Moreover, contrary to what most Albanians, Greeks and the rest of international commentators believe Athens and Tirana are still in legal terms in “war”. Although in 1987 and during the last years of the Iron Curtain, Greece and Albania decided to sign a peace agreement, for concluding their engagement in WW2, that never took effect since it was not ratified by the Greek Parliament. Of course no peace treaty has been signed by both countries as well. Technically both countries are in war, which means that a deterioration of the relations would automatically provide to the stronger side certain swift and painful measures that would be in line to the international established principles, such as: Border closing, expulsion of Albanian citizens from Greek territory and re-arming of the borderline land forces camps and expedition forces.

One can imagine that more or less the same measures would be taken by all Albanian and Kosovo neighbors, resulting in a first-class economic catastrophe of the population, which already leaves en mass and heads to the North of Europe due to the dire economic situation. Furthermore, the military balance of powers in the region along with the denial by any EU power to accept such a “project”, plus Russia, clearly does not enable a military solution by either Tirana or Pristina.

Thus the key question arises, why all the fuss? A logical conclusion would be that the key issue is not “Great Albania” but simply the need of Kosovo to have access to the Sea (Adriatic) otherwise it cannot be economically sustainable in the long-run and especially when international donors will start decreasing their assistance. Thus the merge between Kosovo & Albania becomes an option, primarily for the former, which in turn obliges Tirana to launch a hyper nationalistic tone in order to be able to “lead” such a union and not be overburdened or even “annexed” by a more dynamic Kosovo-Albanian political class.

It should also be noted that the EU’s and USA-led “Southern natural gas corridor” which is a system of pipelines connecting the Caspian offshore reserves via Trans-Anatolian Pipeline (TANAP), Trans-Adriatic (TAP) to Italy and Ionian-Adriatic (IAP) to Croatia, will have a critical transit via Greece and then Albania. Thus any Albanian re-draw of the current state of affairs in the region, destructs such grand energy project and the tremors have wider geopolitical consequences of negative status. Furthermore, the eventual inclusion of the whole of the Western Balkans in the EU and NATO would be blown out of course, while it has to be noted emphatically that a significant segment of the Albanian elite in Tirana is not content with the pace Edi Rama is leading the country and the consequences that this may entail to the domestic stability.

Regional differences inside Albania will be augmented if the administration pushes forward a plan that will lead to Balkan destabilization, since Albanian is traditionally characterized by autonomist tendencies of certain of its peripheral communal areas that barely conform to the central government. A stirring of nationalistic passions would lead to a series of unintended consequences, where the newly formed Tirana political-business elite could barely keep up, eventually leading to its demise.

For all the above reasons, a great Albania project is a tendency which is mostly related to a union between Kosovo-Albania, a process though that is not guaranteed, smooth or even acceptable by the locals.

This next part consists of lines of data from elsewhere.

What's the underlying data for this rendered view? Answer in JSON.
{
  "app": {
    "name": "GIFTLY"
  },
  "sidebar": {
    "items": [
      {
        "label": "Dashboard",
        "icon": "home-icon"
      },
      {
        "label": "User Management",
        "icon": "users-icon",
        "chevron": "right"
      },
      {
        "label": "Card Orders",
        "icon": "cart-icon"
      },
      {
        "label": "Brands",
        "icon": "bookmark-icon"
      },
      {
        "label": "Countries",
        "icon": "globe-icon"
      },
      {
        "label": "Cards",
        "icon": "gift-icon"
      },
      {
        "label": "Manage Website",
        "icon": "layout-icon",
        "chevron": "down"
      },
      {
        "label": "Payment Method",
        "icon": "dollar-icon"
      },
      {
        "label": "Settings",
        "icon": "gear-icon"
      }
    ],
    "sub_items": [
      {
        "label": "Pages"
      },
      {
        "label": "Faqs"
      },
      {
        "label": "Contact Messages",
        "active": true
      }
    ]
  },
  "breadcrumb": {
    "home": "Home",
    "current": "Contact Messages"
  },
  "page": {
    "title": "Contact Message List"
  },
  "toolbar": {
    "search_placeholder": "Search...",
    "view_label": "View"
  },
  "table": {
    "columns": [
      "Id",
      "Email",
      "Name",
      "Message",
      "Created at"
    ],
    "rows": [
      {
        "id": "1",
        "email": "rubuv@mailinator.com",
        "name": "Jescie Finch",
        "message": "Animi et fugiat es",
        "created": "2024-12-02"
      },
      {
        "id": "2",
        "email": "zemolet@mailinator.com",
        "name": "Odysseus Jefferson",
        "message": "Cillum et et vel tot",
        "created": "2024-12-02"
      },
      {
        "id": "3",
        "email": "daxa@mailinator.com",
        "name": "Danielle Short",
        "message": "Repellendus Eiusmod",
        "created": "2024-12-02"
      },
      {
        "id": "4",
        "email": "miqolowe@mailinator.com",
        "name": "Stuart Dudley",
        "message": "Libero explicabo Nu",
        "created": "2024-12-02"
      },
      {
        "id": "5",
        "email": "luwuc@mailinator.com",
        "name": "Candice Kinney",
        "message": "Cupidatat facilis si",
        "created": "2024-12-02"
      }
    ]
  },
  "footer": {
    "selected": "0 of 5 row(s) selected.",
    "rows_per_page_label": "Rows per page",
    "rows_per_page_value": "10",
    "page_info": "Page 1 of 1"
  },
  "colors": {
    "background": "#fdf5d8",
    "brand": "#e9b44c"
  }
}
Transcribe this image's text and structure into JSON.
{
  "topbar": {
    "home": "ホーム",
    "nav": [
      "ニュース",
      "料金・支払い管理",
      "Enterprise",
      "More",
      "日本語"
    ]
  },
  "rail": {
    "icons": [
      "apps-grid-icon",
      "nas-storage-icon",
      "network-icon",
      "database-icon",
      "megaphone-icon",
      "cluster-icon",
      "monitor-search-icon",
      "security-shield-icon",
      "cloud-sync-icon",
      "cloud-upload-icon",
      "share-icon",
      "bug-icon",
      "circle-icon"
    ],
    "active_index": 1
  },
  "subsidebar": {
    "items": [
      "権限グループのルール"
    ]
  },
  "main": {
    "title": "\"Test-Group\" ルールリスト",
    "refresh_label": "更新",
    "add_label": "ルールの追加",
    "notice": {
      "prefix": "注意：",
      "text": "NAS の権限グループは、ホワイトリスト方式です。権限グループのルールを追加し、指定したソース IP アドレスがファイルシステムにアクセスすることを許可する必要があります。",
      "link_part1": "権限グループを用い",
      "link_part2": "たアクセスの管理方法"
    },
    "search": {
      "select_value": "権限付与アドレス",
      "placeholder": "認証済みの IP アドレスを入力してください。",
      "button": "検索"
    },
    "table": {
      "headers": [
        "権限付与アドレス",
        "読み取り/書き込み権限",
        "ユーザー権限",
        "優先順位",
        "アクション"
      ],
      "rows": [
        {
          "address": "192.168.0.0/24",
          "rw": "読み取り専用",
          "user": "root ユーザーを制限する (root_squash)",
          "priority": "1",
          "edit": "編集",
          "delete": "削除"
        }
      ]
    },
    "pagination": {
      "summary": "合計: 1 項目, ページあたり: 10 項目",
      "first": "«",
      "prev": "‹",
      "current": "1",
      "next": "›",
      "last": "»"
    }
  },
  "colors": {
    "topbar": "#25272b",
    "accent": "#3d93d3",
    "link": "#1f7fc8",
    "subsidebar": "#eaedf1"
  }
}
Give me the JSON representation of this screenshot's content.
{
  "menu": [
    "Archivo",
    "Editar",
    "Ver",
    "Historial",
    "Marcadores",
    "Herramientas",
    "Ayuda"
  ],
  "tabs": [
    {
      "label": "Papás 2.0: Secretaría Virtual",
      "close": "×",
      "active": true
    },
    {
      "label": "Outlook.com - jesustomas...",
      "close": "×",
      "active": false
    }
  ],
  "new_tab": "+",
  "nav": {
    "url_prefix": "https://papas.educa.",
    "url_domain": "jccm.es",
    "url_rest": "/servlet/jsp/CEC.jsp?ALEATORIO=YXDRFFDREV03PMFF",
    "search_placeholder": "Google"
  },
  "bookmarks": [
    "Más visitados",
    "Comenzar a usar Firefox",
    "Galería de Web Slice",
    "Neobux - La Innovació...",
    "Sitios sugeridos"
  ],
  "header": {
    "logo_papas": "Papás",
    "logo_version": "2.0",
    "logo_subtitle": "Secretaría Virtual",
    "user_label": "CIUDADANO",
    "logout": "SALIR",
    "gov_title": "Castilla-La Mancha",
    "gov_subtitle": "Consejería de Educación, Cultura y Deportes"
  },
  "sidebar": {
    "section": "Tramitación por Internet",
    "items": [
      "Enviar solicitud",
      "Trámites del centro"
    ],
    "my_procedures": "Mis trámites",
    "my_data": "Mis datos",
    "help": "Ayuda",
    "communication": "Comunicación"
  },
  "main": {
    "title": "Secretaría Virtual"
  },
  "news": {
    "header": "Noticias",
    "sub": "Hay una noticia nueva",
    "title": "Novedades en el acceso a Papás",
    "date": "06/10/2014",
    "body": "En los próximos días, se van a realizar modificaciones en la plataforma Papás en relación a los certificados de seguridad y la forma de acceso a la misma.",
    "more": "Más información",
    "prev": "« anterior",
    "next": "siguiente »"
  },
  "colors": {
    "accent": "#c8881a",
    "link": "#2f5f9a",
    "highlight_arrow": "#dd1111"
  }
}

Certainly the political environment is heating up once more in the Balkans and destabilizing forces would certainly try to stir up acts of provocations in various fronts and with various justifications both in the short and in the mid-term.